Excerpts from an interface dataset

==*==

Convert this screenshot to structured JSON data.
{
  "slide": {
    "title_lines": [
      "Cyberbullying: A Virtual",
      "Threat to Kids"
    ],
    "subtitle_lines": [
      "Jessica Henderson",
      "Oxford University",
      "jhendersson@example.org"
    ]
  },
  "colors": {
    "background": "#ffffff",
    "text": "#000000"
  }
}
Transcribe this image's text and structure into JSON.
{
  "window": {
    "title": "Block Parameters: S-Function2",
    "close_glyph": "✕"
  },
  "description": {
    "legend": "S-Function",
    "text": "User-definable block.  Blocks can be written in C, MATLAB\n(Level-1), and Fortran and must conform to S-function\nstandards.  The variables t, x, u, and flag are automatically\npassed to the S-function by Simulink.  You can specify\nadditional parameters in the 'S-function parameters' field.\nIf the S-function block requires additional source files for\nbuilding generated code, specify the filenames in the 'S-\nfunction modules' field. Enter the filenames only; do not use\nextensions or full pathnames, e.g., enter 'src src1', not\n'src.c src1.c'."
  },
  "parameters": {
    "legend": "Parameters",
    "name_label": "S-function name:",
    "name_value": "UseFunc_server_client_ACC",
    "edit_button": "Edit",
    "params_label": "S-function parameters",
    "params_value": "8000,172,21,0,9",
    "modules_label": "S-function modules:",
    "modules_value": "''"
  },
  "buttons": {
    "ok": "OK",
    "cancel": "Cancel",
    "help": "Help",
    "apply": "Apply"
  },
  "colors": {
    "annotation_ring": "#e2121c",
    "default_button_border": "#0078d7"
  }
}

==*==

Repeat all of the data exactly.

§ ANSWER TO THE EXERCISE:
Convert this screenshot to structured JSON data.
{
  "slide": {
    "title_lines": [
      "Cyberbullying: A Virtual",
      "Threat to Kids"
    ],
    "subtitle_lines": [
      "Jessica Henderson",
      "Oxford University",
      "jhendersson@example.org"
    ]
  },
  "colors": {
    "background": "#ffffff",
    "text": "#000000"
  }
}
Transcribe this image's text and structure into JSON.
{
  "window": {
    "title": "Block Parameters: S-Function2",
    "close_glyph": "✕"
  },
  "description": {
    "legend": "S-Function",
    "text": "User-definable block.  Blocks can be written in C, MATLAB\n(Level-1), and Fortran and must conform to S-function\nstandards.  The variables t, x, u, and flag are automatically\npassed to the S-function by Simulink.  You can specify\nadditional parameters in the 'S-function parameters' field.\nIf the S-function block requires additional source files for\nbuilding generated code, specify the filenames in the 'S-\nfunction modules' field. Enter the filenames only; do not use\nextensions or full pathnames, e.g., enter 'src src1', not\n'src.c src1.c'."
  },
  "parameters": {
    "legend": "Parameters",
    "name_label": "S-function name:",
    "name_value": "UseFunc_server_client_ACC",
    "edit_button": "Edit",
    "params_label": "S-function parameters",
    "params_value": "8000,172,21,0,9",
    "modules_label": "S-function modules:",
    "modules_value": "''"
  },
  "buttons": {
    "ok": "OK",
    "cancel": "Cancel",
    "help": "Help",
    "apply": "Apply"
  },
  "colors": {
    "annotation_ring": "#e2121c",
    "default_button_border": "#0078d7"
  }
}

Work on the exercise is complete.